(Beginning of Exercise input)

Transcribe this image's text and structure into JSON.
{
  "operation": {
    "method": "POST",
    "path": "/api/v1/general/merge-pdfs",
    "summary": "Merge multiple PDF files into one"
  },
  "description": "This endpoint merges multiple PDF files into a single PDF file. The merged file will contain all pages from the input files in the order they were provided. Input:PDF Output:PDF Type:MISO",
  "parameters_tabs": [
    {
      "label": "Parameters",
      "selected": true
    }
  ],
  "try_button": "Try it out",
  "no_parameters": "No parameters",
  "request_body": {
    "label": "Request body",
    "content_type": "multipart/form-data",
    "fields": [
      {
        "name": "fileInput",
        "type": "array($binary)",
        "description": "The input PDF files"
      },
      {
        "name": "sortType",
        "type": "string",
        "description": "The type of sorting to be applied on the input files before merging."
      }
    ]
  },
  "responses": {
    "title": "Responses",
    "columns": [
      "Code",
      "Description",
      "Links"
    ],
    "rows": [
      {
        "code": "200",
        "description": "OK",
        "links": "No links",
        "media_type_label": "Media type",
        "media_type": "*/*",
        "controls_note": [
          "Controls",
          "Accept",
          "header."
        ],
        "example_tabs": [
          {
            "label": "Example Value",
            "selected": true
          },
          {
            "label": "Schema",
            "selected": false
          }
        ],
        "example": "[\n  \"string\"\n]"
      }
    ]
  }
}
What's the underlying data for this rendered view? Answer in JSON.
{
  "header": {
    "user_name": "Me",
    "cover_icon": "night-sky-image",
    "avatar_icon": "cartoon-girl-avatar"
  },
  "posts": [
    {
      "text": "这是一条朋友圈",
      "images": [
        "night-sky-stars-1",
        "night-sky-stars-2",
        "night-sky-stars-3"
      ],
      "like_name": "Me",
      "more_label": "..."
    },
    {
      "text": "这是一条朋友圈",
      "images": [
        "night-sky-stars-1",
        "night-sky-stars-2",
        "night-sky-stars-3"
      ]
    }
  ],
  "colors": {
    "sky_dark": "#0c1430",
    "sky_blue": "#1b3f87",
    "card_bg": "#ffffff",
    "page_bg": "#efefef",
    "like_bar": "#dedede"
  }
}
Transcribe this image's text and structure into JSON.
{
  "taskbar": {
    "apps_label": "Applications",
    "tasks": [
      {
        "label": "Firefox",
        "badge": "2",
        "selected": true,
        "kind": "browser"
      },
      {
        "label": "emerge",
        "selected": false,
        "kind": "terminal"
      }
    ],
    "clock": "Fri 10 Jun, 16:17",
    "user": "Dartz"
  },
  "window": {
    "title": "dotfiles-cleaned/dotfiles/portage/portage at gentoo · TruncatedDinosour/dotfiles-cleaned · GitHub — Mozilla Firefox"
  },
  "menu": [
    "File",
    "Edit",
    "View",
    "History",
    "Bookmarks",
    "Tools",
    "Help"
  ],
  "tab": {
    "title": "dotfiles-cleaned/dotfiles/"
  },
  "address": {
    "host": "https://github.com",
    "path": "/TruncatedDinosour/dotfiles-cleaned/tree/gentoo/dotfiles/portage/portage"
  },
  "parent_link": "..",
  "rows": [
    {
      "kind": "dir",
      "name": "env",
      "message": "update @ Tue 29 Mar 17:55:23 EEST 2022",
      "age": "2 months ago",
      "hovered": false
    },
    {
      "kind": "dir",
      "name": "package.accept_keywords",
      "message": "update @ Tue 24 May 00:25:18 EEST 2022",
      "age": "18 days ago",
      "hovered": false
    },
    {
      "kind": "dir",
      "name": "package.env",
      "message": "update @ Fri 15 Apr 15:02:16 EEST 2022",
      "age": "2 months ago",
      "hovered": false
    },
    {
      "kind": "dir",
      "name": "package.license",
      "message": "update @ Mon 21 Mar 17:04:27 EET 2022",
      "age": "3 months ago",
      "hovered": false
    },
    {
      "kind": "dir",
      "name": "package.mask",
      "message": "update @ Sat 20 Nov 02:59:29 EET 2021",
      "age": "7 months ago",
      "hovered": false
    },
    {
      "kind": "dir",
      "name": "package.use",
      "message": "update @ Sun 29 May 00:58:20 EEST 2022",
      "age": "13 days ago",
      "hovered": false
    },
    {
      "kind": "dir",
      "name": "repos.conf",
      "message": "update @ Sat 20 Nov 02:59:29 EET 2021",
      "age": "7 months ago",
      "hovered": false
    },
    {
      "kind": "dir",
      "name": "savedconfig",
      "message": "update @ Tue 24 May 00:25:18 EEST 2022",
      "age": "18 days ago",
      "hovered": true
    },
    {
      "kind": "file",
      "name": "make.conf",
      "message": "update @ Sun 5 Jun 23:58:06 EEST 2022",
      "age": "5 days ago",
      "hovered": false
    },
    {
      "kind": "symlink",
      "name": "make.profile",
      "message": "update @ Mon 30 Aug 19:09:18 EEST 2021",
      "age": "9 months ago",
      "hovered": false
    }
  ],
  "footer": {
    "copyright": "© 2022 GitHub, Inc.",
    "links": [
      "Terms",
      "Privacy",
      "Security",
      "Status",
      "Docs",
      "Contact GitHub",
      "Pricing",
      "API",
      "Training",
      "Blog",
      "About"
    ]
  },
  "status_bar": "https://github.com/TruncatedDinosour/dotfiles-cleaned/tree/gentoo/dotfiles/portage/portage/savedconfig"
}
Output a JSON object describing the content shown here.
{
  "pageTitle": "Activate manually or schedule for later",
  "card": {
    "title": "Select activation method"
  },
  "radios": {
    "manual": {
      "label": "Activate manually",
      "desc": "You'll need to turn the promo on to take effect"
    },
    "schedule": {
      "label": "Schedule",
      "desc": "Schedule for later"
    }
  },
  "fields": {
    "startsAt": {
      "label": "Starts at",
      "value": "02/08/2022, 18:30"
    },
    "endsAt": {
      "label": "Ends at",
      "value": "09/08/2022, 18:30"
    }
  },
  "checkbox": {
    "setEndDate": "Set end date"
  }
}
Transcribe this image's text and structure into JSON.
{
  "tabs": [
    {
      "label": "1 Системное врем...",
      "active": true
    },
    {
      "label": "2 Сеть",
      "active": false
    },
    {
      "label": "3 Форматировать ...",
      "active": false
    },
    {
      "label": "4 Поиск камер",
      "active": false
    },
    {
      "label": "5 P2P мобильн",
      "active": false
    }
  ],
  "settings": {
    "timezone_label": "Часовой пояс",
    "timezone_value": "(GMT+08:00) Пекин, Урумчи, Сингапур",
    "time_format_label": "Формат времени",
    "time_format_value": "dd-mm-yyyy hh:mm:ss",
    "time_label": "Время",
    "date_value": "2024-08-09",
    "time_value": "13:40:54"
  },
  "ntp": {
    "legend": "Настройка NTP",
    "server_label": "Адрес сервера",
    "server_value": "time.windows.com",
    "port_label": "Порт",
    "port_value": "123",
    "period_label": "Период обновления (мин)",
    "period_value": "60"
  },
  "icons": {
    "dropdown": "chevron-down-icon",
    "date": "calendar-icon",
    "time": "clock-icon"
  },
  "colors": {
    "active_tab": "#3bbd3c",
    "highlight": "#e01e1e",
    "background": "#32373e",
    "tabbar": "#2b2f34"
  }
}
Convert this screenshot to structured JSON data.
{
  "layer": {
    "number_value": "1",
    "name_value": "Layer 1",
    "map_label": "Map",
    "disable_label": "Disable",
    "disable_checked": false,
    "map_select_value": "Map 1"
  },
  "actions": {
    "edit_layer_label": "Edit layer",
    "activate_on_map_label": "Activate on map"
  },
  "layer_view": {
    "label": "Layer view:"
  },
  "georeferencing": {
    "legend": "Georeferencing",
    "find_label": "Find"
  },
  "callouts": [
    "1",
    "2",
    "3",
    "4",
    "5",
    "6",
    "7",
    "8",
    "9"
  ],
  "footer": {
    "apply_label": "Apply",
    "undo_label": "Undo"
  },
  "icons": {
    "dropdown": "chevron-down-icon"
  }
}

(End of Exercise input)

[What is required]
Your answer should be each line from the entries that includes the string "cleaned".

[Response]
    "title": "dotfiles-cleaned/dotfiles/portage/portage at gentoo · TruncatedDinosour/dotfiles-cleaned · GitHub — Mozilla Firefox"
    "title": "dotfiles-cleaned/dotfiles/"
    "path": "/TruncatedDinosour/dotfiles-cleaned/tree/gentoo/dotfiles/portage/portage"
  "status_bar": "https://github.com/TruncatedDinosour/dotfiles-cleaned/tree/gentoo/dotfiles/portage/portage/savedconfig"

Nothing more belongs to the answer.